Reply To: Business Cycle and Interest Rates


Interest rates don’t need to change significantly for the boom to be set in motion. They just need to be lower than they would be on the basis of people’s time preferences. The Fed sets the boom in motion by monetary inflation through credit expansion within a fractional-reserve banking system. When the Fed buys assets from banks and pays with reserves, then banks can create credit by issuing fiduciary media. Banks decide how to lend the funds they create across the different loan opportunities. Having exhausted these, other investors will alter their supply of credit to take advantage of arbitrage profit. As you point out, the end result is that interest rates throughout all possibilities are lower than otherwise.

Interest rates, however, are not just earned on investment in financial assets, but also in physical assets. The rate of return on production and investment will be lower than otherwise also. But, in order for that to happen, buying prices of inputs must rise relative to selling prices of outputs. In other words, higher-stage prices must rise relative to lower-stage prices.

People obtain more money to spend on goods from the monetary inflation set in motion by the Fed through the fractional-reserve banking system. The newly created money drives demands up disproportionately on higher-stage producer goods. Consider the following illustration. Credit creation leads to more auto loans. Increase demand by auto customers pushes up auto producers’ revenues. They increase their demand for inputs, including steel, and their demand for capital capacity, including auto factories. The additional demands for steel increase the revenues of steel producers who, in turn, increase their demand for iron ore. and their demand for steel mills.
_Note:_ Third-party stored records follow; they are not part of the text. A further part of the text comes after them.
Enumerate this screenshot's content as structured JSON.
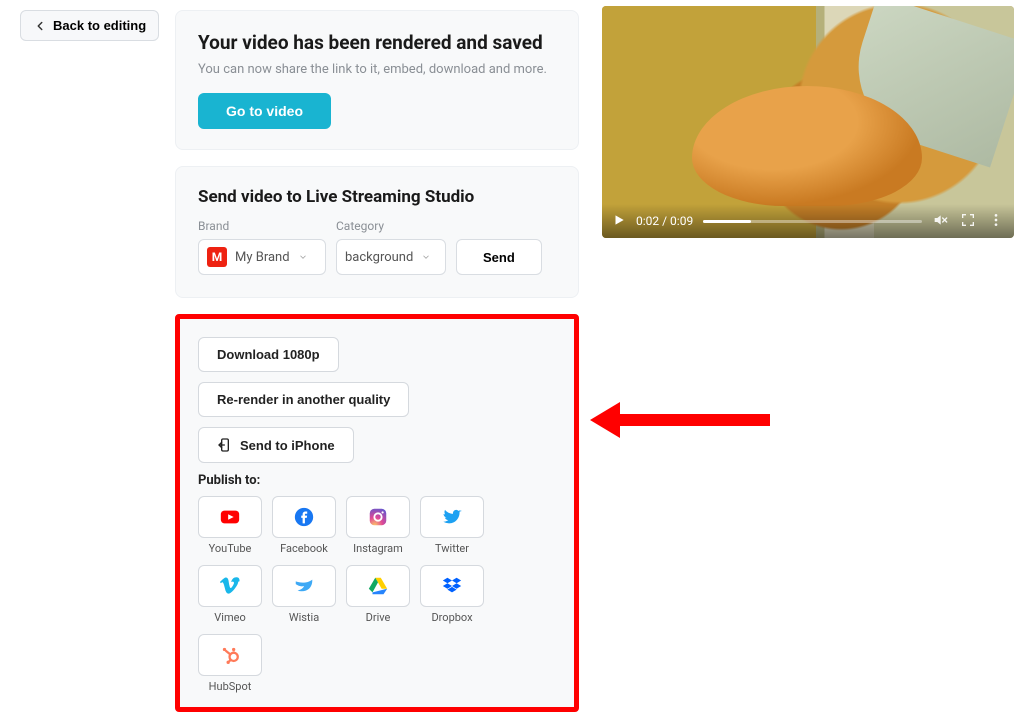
{
  "back": {
    "label": "Back to editing"
  },
  "rendered": {
    "title": "Your video has been rendered and saved",
    "subtitle": "You can now share the link to it, embed, download and more.",
    "cta": "Go to video"
  },
  "live": {
    "title": "Send video to Live Streaming Studio",
    "brand_label": "Brand",
    "brand_value": "My Brand",
    "brand_badge": "M",
    "category_label": "Category",
    "category_value": "background",
    "send": "Send"
  },
  "actions": {
    "download": "Download 1080p",
    "rerender": "Re-render in another quality",
    "send_iphone": "Send to iPhone",
    "publish_label": "Publish to:"
  },
  "publish": [
    {
      "id": "youtube",
      "label": "YouTube"
    },
    {
      "id": "facebook",
      "label": "Facebook"
    },
    {
      "id": "instagram",
      "label": "Instagram"
    },
    {
      "id": "twitter",
      "label": "Twitter"
    },
    {
      "id": "vimeo",
      "label": "Vimeo"
    },
    {
      "id": "wistia",
      "label": "Wistia"
    },
    {
      "id": "drive",
      "label": "Drive"
    },
    {
      "id": "dropbox",
      "label": "Dropbox"
    },
    {
      "id": "hubspot",
      "label": "HubSpot"
    }
  ],
  "player": {
    "current": "0:02",
    "duration": "0:09"
  }
}
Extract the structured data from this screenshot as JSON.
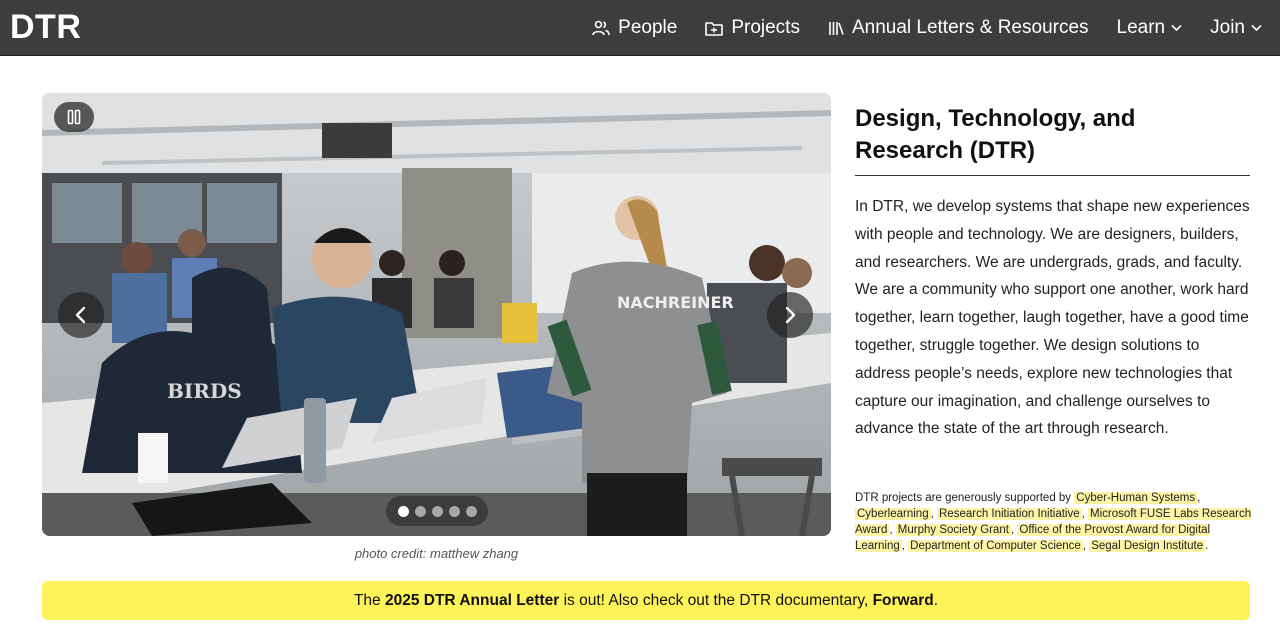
{
  "header": {
    "logo": "DTR",
    "nav": [
      {
        "label": "People",
        "icon": "people-icon"
      },
      {
        "label": "Projects",
        "icon": "folder-icon"
      },
      {
        "label": "Annual Letters & Resources",
        "icon": "library-icon"
      },
      {
        "label": "Learn",
        "icon": "chevron-down-icon"
      },
      {
        "label": "Join",
        "icon": "chevron-down-icon"
      }
    ]
  },
  "carousel": {
    "image_alt": "Students working on laptops in a classroom studio",
    "slide_count": 5,
    "active_slide": 1,
    "jersey_text": "NACHREINER",
    "credit": "photo credit: matthew zhang"
  },
  "about": {
    "title": "Design, Technology, and Research (DTR)",
    "intro": "In DTR, we develop systems that shape new experiences with people and technology. We are designers, builders, and researchers. We are undergrads, grads, and faculty. We are a community who support one another, work hard together, learn together, laugh together, have a good time together, struggle together. We design solutions to address people’s needs, explore new technologies that capture our imagination, and challenge ourselves to advance the state of the art through research.",
    "support_prefix": "DTR projects are generously supported by",
    "sponsors": [
      "Cyber-Human Systems",
      "Cyberlearning",
      "Research Initiation Initiative",
      "Microsoft FUSE Labs Research Award",
      "Murphy Society Grant",
      "Office of the Provost Award for Digital Learning",
      "Department of Computer Science",
      "Segal Design Institute"
    ]
  },
  "banner": {
    "pre": "The",
    "letter_link": "2025 DTR Annual Letter",
    "mid": "is out! Also check out the DTR documentary,",
    "doc_link": "Forward",
    "end": "."
  },
  "colors": {
    "nav_bg": "#3d3d3d",
    "banner_bg": "#fff35a",
    "highlight": "#fdf5a5"
  }
}
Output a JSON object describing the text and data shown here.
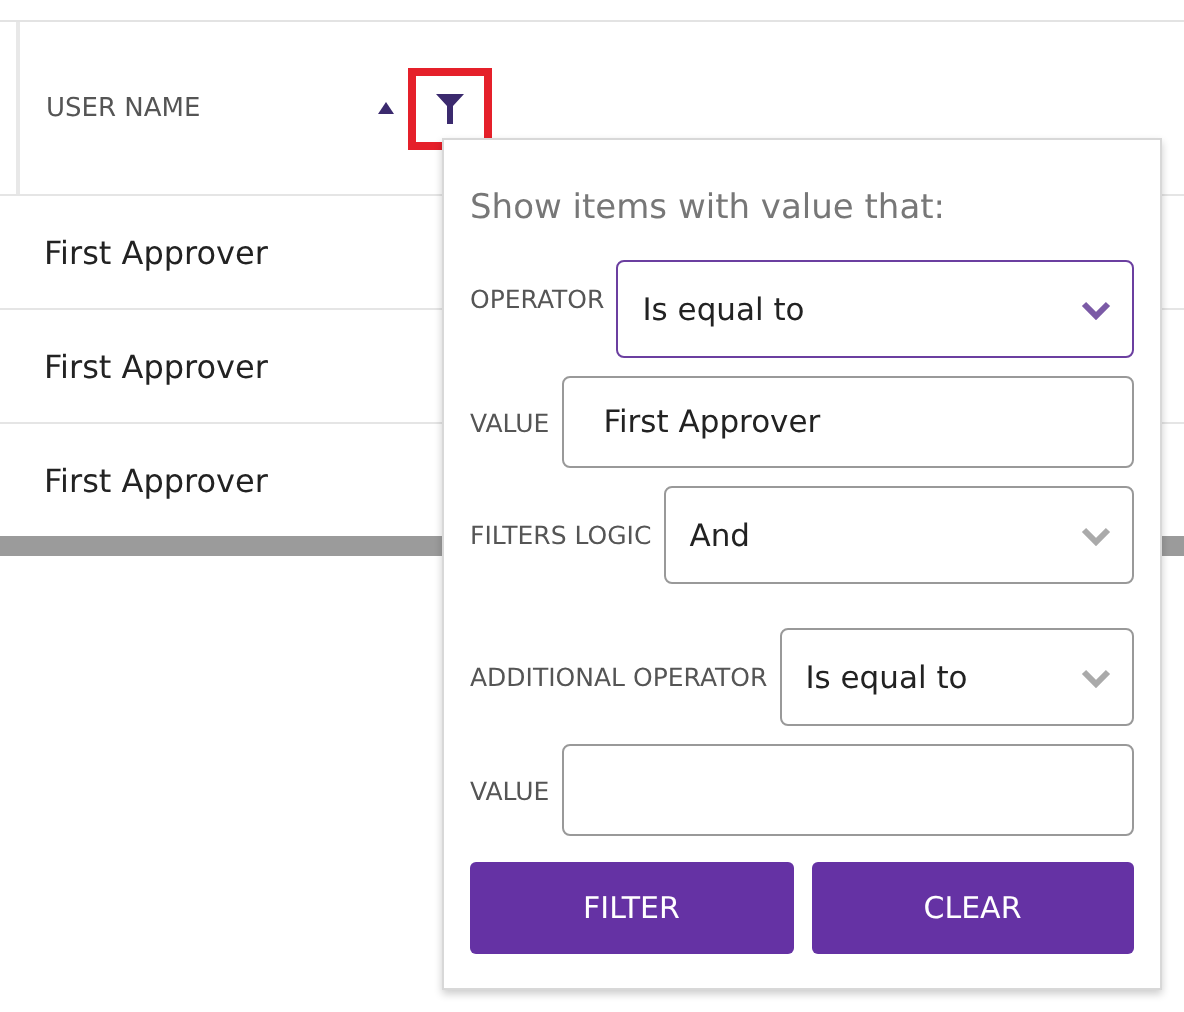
{
  "grid": {
    "column": {
      "title": "USER NAME",
      "sorted_ascending": true,
      "filter_highlighted": true
    },
    "rows": [
      {
        "user_name": "First Approver"
      },
      {
        "user_name": "First Approver"
      },
      {
        "user_name": "First Approver"
      }
    ]
  },
  "filter_menu": {
    "heading": "Show items with value that:",
    "fields": [
      {
        "kind": "select",
        "label": "OPERATOR",
        "value": "Is equal to",
        "focused": true
      },
      {
        "kind": "text",
        "label": "VALUE",
        "value": "First Approver",
        "focused": false
      },
      {
        "kind": "select",
        "label": "FILTERS LOGIC",
        "value": "And",
        "focused": false
      },
      {
        "kind": "select",
        "label": "ADDITIONAL OPERATOR",
        "value": "Is equal to",
        "focused": false
      },
      {
        "kind": "text",
        "label": "VALUE",
        "focused": false
      }
    ],
    "buttons": [
      "FILTER",
      "CLEAR"
    ]
  }
}
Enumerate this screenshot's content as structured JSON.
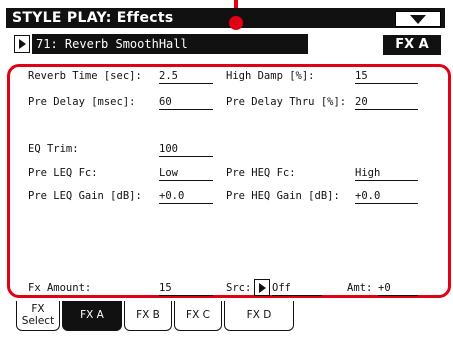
{
  "titlebar": {
    "title": "STYLE PLAY: Effects"
  },
  "effect": {
    "name": "71: Reverb SmoothHall",
    "fx_slot": "FX A"
  },
  "params": {
    "reverb_time_label": "Reverb Time [sec]:",
    "reverb_time_value": "2.5",
    "high_damp_label": "High Damp [%]:",
    "high_damp_value": "15",
    "pre_delay_label": "Pre Delay [msec]:",
    "pre_delay_value": "60",
    "pre_delay_thru_label": "Pre Delay Thru [%]:",
    "pre_delay_thru_value": "20",
    "eq_trim_label": "EQ Trim:",
    "eq_trim_value": "100",
    "pre_leq_fc_label": "Pre LEQ Fc:",
    "pre_leq_fc_value": "Low",
    "pre_heq_fc_label": "Pre HEQ Fc:",
    "pre_heq_fc_value": "High",
    "pre_leq_gain_label": "Pre LEQ Gain [dB]:",
    "pre_leq_gain_value": "+0.0",
    "pre_heq_gain_label": "Pre HEQ Gain [dB]:",
    "pre_heq_gain_value": "+0.0",
    "fx_amount_label": "Fx Amount:",
    "fx_amount_value": "15",
    "src_label": "Src:",
    "src_value": "Off",
    "amt_label": "Amt:",
    "amt_value": "+0"
  },
  "tabs": [
    {
      "line1": "FX",
      "line2": "Select"
    },
    {
      "line1": "FX A",
      "line2": ""
    },
    {
      "line1": "FX B",
      "line2": ""
    },
    {
      "line1": "FX C",
      "line2": ""
    },
    {
      "line1": "FX D",
      "line2": ""
    }
  ],
  "colors": {
    "highlight": "#e10014",
    "dark": "#111111"
  },
  "icons": {
    "menu": "triangle-down-icon",
    "play": "triangle-right-icon"
  }
}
The resulting increase demand for iron ore is relatively greater than the increase demand for steel which is relatively greater than the increase demand for autos.